■ The task: Show all lines from the material that carry the word "duration".

■ Records supplied:
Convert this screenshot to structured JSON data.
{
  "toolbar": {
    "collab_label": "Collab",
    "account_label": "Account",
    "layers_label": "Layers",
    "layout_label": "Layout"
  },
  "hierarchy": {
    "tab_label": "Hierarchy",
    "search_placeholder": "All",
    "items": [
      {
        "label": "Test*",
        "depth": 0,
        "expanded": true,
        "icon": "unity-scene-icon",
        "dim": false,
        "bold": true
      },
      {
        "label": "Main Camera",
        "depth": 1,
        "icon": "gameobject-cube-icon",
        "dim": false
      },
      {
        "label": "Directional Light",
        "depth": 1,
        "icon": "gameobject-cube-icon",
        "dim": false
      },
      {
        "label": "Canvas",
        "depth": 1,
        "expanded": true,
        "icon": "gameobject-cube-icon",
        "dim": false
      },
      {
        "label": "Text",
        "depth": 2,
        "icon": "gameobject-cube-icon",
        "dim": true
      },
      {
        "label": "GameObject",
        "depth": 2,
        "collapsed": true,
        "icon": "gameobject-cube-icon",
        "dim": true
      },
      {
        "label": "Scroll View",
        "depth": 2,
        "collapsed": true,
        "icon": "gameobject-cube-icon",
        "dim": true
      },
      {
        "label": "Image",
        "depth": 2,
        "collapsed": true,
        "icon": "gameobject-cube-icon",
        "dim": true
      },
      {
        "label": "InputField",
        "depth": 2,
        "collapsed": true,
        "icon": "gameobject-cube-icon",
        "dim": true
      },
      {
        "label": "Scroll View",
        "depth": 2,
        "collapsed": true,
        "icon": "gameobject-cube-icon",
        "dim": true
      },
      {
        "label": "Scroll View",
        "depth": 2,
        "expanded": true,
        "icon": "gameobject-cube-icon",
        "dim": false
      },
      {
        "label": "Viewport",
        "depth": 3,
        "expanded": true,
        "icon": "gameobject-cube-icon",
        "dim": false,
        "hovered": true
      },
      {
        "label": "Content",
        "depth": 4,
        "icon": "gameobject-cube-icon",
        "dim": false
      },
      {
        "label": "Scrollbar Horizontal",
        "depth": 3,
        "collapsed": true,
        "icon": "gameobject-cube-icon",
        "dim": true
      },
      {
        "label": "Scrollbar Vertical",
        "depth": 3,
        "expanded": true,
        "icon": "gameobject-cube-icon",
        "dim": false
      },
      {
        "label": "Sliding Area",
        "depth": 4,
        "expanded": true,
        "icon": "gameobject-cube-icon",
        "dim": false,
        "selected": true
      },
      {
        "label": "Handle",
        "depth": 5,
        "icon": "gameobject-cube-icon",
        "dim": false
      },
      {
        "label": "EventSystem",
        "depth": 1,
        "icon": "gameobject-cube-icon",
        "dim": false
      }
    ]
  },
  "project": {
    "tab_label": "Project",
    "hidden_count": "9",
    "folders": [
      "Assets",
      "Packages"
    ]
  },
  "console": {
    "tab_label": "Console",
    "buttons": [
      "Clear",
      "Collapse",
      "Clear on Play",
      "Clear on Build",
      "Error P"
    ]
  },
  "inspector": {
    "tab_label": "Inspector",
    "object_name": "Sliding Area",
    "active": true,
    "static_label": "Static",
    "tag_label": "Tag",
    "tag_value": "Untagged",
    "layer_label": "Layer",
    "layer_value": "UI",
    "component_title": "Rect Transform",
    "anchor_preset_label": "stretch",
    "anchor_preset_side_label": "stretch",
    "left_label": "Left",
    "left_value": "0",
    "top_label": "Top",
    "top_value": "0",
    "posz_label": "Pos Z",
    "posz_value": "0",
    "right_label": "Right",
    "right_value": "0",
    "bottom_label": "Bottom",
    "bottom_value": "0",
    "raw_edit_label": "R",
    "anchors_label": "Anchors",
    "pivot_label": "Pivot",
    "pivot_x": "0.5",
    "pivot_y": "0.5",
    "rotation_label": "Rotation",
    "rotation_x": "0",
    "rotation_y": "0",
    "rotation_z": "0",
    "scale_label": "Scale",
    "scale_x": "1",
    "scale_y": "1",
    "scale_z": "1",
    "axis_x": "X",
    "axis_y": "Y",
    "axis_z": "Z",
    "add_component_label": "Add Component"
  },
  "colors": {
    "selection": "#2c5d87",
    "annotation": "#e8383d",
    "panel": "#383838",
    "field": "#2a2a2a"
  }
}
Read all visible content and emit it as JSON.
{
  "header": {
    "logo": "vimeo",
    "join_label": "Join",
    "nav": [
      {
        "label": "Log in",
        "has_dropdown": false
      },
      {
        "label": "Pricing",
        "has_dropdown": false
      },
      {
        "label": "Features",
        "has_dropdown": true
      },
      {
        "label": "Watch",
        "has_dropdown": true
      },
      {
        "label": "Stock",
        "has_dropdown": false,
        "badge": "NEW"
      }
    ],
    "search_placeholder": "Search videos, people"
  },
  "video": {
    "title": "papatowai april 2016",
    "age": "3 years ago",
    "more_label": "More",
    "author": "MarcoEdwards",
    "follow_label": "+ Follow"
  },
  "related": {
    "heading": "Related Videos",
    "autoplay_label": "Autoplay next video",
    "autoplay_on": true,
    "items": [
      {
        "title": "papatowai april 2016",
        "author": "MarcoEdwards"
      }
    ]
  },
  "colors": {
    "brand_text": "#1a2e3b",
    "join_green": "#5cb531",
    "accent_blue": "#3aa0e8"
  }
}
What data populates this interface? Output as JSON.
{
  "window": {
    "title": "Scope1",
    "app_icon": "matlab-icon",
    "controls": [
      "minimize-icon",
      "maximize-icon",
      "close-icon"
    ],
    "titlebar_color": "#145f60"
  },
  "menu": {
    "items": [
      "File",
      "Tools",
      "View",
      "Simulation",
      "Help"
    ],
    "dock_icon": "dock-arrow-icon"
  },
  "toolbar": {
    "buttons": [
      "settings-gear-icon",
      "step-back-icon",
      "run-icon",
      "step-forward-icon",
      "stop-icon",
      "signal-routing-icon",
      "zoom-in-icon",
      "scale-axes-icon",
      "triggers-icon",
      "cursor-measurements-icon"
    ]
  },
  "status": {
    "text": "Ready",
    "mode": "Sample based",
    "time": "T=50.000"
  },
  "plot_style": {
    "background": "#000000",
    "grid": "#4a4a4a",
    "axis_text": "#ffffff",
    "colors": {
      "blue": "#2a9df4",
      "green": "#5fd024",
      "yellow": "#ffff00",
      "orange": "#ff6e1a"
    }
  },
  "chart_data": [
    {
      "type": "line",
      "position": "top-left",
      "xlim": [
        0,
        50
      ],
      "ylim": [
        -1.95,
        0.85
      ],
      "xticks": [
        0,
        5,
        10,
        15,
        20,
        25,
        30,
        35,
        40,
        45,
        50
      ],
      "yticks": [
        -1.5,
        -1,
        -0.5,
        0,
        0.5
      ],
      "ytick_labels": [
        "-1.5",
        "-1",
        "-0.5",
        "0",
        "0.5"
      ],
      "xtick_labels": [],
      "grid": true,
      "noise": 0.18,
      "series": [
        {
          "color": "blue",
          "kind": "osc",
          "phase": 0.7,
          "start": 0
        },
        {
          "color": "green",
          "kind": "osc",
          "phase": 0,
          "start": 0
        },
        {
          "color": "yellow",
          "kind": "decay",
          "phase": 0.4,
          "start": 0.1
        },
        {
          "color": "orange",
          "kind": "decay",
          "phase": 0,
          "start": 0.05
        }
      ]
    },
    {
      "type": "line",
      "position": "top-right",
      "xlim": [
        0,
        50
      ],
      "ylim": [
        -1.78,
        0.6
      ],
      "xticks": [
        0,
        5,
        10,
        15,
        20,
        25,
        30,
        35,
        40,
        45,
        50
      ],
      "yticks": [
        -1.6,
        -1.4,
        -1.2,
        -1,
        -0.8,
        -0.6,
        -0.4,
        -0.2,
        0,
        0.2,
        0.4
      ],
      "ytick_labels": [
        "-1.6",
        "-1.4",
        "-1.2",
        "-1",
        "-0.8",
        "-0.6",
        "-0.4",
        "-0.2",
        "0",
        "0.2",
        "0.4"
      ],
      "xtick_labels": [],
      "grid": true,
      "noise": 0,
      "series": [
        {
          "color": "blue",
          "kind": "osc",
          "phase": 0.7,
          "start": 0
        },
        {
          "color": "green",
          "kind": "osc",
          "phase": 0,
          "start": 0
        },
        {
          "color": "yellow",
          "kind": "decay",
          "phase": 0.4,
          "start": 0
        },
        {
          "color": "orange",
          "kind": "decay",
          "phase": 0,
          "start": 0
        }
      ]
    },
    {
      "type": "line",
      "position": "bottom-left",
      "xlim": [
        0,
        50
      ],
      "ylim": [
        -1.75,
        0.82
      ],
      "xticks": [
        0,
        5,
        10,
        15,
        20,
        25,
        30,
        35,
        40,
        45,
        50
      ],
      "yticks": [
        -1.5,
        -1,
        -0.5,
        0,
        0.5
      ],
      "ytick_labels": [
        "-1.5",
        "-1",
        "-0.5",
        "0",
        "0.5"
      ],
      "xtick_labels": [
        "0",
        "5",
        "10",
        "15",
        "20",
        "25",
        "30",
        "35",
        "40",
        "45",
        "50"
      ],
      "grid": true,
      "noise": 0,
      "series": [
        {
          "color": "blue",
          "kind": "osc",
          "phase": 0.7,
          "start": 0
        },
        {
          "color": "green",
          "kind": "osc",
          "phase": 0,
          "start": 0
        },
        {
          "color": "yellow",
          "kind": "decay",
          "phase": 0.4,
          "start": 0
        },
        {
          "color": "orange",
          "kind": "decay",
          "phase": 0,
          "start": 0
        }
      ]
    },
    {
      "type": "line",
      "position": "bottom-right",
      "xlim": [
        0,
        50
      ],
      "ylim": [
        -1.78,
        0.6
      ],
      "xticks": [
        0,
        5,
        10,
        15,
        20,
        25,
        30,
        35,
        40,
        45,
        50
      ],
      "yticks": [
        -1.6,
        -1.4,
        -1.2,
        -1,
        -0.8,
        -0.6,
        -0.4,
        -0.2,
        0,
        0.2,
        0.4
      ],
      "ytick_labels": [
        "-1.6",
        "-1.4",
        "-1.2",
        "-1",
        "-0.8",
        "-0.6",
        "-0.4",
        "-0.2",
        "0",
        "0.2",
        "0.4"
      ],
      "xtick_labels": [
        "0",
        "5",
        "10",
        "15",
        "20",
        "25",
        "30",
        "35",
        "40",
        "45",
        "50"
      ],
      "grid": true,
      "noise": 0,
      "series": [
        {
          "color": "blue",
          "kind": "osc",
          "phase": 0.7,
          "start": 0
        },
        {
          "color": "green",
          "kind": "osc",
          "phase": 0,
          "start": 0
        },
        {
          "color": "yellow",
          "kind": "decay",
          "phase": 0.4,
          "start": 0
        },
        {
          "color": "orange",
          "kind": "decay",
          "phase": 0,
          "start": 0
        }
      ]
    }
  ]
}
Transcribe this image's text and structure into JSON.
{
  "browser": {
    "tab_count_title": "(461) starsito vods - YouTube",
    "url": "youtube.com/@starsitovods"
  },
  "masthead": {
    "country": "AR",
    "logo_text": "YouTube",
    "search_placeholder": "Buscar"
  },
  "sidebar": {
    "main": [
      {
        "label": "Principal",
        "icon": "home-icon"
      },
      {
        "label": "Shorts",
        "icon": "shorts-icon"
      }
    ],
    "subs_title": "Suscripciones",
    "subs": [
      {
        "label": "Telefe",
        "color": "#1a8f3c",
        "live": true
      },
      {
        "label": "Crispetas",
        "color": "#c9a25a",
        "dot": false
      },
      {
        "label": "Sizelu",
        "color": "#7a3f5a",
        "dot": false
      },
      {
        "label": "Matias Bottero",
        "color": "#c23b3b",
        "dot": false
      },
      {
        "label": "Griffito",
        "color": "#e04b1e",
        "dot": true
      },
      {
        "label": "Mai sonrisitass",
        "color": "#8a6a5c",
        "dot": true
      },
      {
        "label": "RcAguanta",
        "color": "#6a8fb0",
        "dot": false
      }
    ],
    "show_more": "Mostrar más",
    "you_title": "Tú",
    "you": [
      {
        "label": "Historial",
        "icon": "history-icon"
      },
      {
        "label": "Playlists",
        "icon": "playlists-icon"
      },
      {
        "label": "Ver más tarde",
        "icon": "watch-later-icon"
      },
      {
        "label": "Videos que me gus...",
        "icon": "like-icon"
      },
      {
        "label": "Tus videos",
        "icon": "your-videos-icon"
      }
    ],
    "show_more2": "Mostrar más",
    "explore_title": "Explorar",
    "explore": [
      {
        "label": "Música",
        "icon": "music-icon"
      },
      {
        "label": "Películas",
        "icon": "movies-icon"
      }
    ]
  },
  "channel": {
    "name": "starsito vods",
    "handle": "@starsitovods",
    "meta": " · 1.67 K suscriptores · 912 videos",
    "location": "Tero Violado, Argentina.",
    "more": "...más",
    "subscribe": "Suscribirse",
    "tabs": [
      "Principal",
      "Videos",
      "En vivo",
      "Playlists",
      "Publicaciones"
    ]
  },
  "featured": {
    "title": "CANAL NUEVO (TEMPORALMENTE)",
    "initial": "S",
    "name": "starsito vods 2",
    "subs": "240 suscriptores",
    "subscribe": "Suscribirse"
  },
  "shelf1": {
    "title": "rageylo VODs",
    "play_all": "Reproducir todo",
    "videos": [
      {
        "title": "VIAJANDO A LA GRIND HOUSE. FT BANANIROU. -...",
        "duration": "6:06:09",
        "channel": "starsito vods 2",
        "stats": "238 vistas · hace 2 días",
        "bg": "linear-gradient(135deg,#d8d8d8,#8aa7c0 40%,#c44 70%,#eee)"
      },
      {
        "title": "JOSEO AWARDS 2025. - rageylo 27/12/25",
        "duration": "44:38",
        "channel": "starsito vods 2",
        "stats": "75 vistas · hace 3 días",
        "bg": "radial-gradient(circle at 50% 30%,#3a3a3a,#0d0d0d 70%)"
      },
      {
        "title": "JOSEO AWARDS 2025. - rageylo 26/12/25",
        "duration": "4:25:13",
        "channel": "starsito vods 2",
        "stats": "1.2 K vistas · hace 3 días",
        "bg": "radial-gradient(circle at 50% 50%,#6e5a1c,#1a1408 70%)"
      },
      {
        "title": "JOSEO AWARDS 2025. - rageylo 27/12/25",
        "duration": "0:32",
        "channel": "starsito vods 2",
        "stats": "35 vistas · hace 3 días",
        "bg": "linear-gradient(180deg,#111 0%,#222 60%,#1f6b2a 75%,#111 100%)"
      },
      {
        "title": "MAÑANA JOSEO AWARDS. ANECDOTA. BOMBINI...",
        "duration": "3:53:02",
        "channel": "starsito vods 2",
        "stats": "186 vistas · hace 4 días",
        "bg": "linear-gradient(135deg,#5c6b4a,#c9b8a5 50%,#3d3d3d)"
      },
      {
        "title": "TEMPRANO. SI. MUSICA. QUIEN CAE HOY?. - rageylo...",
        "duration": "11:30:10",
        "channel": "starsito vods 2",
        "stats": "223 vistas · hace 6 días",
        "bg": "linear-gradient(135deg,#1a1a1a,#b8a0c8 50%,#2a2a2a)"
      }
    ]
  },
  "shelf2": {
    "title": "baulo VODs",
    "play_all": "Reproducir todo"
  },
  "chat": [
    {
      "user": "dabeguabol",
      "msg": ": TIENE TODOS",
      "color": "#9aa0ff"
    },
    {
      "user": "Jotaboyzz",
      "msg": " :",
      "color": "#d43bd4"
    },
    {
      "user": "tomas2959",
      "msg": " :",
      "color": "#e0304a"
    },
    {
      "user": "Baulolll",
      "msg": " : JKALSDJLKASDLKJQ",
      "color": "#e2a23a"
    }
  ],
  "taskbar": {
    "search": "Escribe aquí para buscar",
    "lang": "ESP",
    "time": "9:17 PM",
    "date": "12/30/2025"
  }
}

■ Written solution:
        "duration": "6:06:09",
        "duration": "44:38",
        "duration": "4:25:13",
        "duration": "0:32",
        "duration": "3:53:02",
        "duration": "11:30:10",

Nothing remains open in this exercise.